**WHAT YOU WILL DO**
Each line below must be reproduced exactly as it stands. Pictures stay out of the copy.

**RECORDS PROVIDED**
|---|

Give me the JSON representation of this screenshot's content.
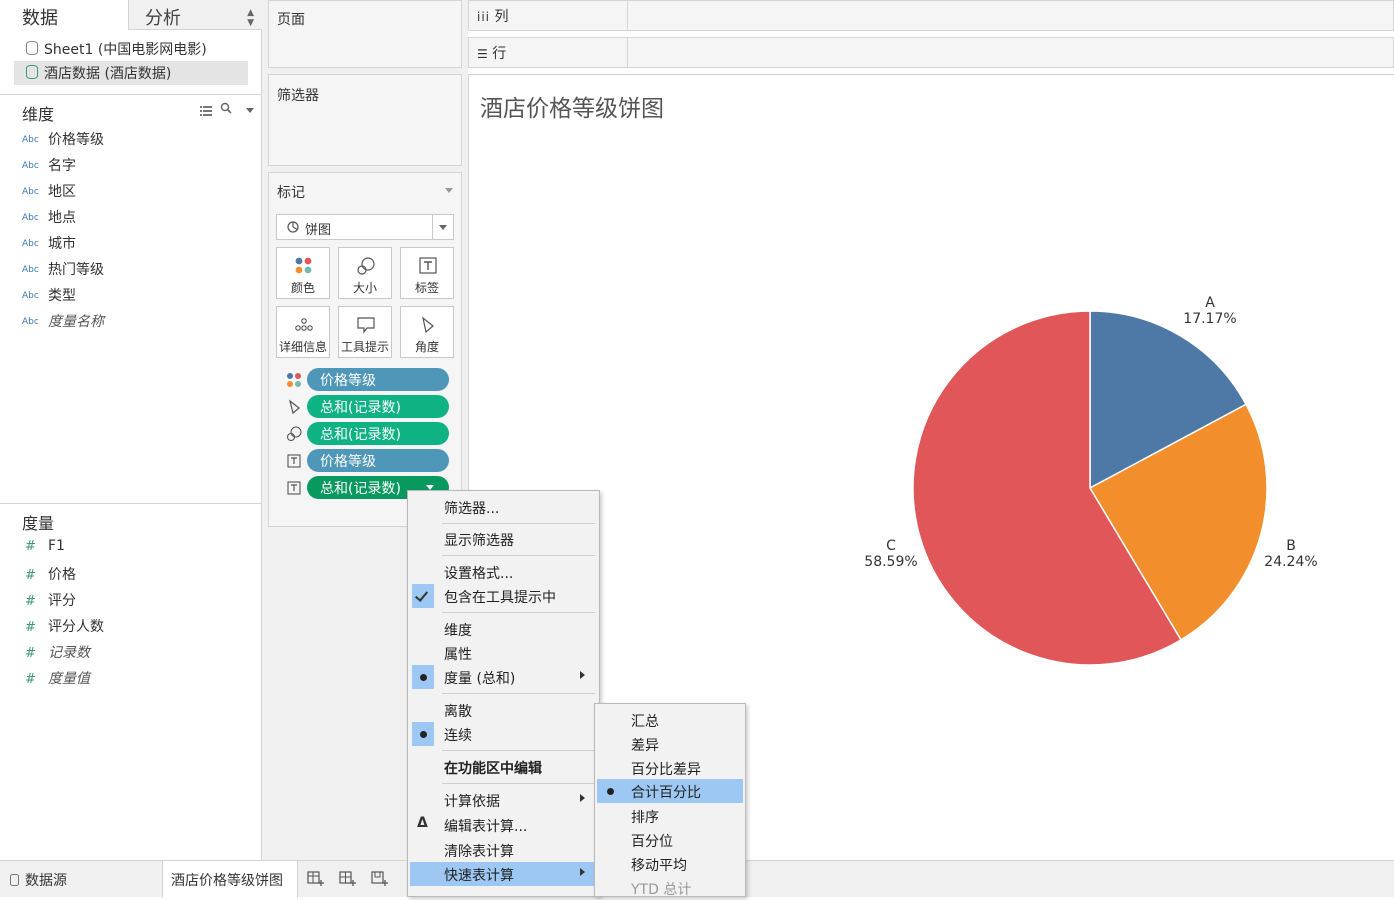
{
  "left_panel": {
    "tabs": {
      "data": "数据",
      "analysis": "分析"
    },
    "datasources": [
      "Sheet1 (中国电影网电影)",
      "酒店数据 (酒店数据)"
    ],
    "dimensions_title": "维度",
    "dimensions": [
      "价格等级",
      "名字",
      "地区",
      "地点",
      "城市",
      "热门等级",
      "类型",
      "度量名称"
    ],
    "dimension_type_tag": "Abc",
    "measures_title": "度量",
    "measures": [
      "F1",
      "价格",
      "评分",
      "评分人数",
      "记录数",
      "度量值"
    ],
    "measure_type_tag": "#"
  },
  "shelves": {
    "pages": "页面",
    "filters": "筛选器",
    "marks": "标记",
    "columns": "列",
    "rows": "行"
  },
  "marks_card": {
    "mark_type": "饼图",
    "buttons": [
      "颜色",
      "大小",
      "标签",
      "详细信息",
      "工具提示",
      "角度"
    ],
    "pills": [
      "价格等级",
      "总和(记录数)",
      "总和(记录数)",
      "价格等级",
      "总和(记录数)"
    ]
  },
  "chart": {
    "title": "酒店价格等级饼图"
  },
  "chart_data": {
    "type": "pie",
    "title": "酒店价格等级饼图",
    "categories": [
      "A",
      "B",
      "C"
    ],
    "values": [
      17.17,
      24.24,
      58.59
    ],
    "value_labels": [
      "17.17%",
      "24.24%",
      "58.59%"
    ],
    "colors": [
      "#4e79a7",
      "#f28e2b",
      "#e15759"
    ]
  },
  "context_menu": {
    "items": [
      "筛选器...",
      "显示筛选器",
      "设置格式...",
      "包含在工具提示中",
      "维度",
      "属性",
      "度量 (总和)",
      "离散",
      "连续",
      "在功能区中编辑",
      "计算依据",
      "编辑表计算...",
      "清除表计算",
      "快速表计算"
    ]
  },
  "submenu": {
    "items": [
      "汇总",
      "差异",
      "百分比差异",
      "合计百分比",
      "排序",
      "百分位",
      "移动平均",
      "YTD 总计"
    ]
  },
  "bottom_bar": {
    "datasource_tab": "数据源",
    "sheet_tab": "酒店价格等级饼图"
  }
}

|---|

**ANSWER BELOW**
Give me the JSON representation of this screenshot's content.
{
  "left_panel": {
    "tabs": {
      "data": "数据",
      "analysis": "分析"
    },
    "datasources": [
      "Sheet1 (中国电影网电影)",
      "酒店数据 (酒店数据)"
    ],
    "dimensions_title": "维度",
    "dimensions": [
      "价格等级",
      "名字",
      "地区",
      "地点",
      "城市",
      "热门等级",
      "类型",
      "度量名称"
    ],
    "dimension_type_tag": "Abc",
    "measures_title": "度量",
    "measures": [
      "F1",
      "价格",
      "评分",
      "评分人数",
      "记录数",
      "度量值"
    ],
    "measure_type_tag": "#"
  },
  "shelves": {
    "pages": "页面",
    "filters": "筛选器",
    "marks": "标记",
    "columns": "列",
    "rows": "行"
  },
  "marks_card": {
    "mark_type": "饼图",
    "buttons": [
      "颜色",
      "大小",
      "标签",
      "详细信息",
      "工具提示",
      "角度"
    ],
    "pills": [
      "价格等级",
      "总和(记录数)",
      "总和(记录数)",
      "价格等级",
      "总和(记录数)"
    ]
  },
  "chart": {
    "title": "酒店价格等级饼图"
  },
  "chart_data": {
    "type": "pie",
    "title": "酒店价格等级饼图",
    "categories": [
      "A",
      "B",
      "C"
    ],
    "values": [
      17.17,
      24.24,
      58.59
    ],
    "value_labels": [
      "17.17%",
      "24.24%",
      "58.59%"
    ],
    "colors": [
      "#4e79a7",
      "#f28e2b",
      "#e15759"
    ]
  },
  "context_menu": {
    "items": [
      "筛选器...",
      "显示筛选器",
      "设置格式...",
      "包含在工具提示中",
      "维度",
      "属性",
      "度量 (总和)",
      "离散",
      "连续",
      "在功能区中编辑",
      "计算依据",
      "编辑表计算...",
      "清除表计算",
      "快速表计算"
    ]
  },
  "submenu": {
    "items": [
      "汇总",
      "差异",
      "百分比差异",
      "合计百分比",
      "排序",
      "百分位",
      "移动平均",
      "YTD 总计"
    ]
  },
  "bottom_bar": {
    "datasource_tab": "数据源",
    "sheet_tab": "酒店价格等级饼图"
  }
}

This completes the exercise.